Page and application data records:
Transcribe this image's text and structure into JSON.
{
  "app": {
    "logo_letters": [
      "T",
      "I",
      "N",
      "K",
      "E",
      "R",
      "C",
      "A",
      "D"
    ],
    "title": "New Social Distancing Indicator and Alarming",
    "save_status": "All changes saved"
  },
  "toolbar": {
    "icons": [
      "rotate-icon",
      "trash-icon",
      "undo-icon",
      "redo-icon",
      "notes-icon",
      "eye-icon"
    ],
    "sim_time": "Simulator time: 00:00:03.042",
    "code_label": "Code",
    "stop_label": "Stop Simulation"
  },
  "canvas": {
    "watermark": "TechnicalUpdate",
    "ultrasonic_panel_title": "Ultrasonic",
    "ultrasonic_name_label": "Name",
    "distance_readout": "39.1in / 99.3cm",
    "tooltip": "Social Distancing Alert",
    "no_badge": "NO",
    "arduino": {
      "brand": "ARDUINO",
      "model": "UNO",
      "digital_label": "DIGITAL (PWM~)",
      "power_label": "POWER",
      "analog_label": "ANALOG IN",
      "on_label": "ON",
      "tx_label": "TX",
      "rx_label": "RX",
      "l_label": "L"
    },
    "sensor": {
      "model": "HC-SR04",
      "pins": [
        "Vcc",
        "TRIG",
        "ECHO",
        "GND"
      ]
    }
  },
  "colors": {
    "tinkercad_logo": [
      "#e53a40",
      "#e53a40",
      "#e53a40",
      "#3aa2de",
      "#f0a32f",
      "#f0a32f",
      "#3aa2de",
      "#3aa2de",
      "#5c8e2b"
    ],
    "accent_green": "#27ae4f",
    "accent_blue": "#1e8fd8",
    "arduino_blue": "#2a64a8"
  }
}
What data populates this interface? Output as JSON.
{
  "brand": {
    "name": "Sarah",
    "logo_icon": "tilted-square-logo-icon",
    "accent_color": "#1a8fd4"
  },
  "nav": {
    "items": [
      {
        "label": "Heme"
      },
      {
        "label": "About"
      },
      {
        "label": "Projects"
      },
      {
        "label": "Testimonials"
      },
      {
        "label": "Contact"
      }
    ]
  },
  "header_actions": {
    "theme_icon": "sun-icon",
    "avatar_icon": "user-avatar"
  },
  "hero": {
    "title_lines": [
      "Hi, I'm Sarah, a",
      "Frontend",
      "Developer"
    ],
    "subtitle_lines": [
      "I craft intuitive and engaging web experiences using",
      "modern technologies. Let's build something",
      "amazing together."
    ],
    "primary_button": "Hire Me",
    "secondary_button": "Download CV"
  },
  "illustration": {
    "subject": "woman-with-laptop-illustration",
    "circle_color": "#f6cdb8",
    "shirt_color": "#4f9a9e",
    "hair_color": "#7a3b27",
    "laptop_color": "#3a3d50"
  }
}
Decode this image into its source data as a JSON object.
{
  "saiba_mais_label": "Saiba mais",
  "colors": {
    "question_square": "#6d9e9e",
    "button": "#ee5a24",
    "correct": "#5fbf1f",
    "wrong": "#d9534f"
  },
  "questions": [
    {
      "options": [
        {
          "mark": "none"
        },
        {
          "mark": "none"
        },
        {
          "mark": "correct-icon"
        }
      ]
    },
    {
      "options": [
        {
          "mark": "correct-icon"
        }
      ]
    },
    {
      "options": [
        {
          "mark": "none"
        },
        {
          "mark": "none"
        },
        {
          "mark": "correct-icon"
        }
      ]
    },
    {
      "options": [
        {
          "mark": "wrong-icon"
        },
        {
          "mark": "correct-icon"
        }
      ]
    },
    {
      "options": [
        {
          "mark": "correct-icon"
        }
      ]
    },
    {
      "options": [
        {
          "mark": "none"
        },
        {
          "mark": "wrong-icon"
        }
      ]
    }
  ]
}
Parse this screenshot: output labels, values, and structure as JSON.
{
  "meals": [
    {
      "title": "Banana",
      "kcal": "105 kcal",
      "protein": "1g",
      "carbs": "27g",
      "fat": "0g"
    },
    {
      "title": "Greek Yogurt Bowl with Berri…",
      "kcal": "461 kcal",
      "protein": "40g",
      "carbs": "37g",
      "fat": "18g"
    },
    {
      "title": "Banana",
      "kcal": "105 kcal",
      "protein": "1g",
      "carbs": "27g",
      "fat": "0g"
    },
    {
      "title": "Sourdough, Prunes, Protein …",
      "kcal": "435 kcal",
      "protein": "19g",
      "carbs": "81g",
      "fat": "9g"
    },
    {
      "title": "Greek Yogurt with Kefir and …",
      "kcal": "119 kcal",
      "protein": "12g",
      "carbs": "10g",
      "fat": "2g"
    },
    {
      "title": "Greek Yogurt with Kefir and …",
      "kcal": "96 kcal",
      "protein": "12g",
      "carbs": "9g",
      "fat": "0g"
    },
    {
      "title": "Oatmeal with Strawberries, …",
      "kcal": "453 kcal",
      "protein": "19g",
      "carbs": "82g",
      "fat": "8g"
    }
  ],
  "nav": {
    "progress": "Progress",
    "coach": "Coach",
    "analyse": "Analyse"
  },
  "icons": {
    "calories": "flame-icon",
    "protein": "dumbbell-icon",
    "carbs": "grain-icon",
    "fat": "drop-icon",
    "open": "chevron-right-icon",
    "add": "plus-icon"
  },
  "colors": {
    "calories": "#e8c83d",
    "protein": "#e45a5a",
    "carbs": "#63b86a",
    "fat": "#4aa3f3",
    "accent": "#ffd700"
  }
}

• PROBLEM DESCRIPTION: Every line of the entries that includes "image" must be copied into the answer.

• PROBLEM SOLUTION:
Transcribe this image's text and structure into JSON.
Decode this image into its source data as a JSON object.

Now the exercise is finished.